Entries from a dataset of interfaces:
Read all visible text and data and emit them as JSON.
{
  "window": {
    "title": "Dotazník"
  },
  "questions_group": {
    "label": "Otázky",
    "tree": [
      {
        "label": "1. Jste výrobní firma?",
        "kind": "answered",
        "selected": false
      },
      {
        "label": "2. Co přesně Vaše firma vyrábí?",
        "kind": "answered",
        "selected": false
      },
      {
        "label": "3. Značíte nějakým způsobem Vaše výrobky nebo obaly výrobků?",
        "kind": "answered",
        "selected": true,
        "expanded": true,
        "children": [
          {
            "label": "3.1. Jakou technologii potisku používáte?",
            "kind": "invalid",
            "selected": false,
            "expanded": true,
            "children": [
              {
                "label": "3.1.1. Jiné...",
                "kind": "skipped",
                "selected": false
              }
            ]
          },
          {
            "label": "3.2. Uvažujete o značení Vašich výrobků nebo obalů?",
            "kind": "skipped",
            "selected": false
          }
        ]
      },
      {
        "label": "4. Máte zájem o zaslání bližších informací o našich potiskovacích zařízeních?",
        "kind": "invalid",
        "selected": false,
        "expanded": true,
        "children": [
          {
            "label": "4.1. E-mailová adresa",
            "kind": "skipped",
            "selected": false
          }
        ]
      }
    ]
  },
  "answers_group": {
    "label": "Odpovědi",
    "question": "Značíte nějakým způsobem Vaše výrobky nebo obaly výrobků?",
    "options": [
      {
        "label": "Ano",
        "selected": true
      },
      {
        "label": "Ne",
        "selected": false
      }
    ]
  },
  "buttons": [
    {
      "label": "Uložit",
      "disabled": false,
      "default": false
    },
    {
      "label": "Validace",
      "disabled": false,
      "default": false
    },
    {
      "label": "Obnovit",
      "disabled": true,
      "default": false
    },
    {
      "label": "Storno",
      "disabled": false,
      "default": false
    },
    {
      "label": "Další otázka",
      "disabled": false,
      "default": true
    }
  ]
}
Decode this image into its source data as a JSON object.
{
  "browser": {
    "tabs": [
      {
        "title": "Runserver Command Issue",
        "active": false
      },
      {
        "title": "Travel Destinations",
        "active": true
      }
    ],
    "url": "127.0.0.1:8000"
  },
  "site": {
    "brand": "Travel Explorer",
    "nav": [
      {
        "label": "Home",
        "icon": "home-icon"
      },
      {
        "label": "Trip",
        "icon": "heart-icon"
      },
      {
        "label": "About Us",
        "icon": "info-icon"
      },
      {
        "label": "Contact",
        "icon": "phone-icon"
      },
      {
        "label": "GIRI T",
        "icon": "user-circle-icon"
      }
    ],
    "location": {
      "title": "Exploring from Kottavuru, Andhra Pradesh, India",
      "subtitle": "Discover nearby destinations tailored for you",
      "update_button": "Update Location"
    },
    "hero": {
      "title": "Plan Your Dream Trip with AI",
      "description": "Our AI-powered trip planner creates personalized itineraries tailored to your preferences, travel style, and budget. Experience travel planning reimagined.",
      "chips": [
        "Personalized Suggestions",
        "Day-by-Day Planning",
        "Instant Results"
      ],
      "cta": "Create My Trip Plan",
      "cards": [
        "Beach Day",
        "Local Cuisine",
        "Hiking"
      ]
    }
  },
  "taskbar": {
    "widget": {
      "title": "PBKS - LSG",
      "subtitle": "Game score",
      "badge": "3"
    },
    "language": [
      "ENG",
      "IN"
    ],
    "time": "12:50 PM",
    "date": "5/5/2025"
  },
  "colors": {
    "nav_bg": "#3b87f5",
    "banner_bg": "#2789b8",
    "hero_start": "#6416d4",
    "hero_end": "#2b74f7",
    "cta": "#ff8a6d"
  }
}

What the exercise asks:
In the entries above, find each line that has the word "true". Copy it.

Exercise response:
        "selected": true,
        "expanded": true,
            "expanded": true,
        "expanded": true,
        "selected": true
      "disabled": true,
      "default": true
        "active": true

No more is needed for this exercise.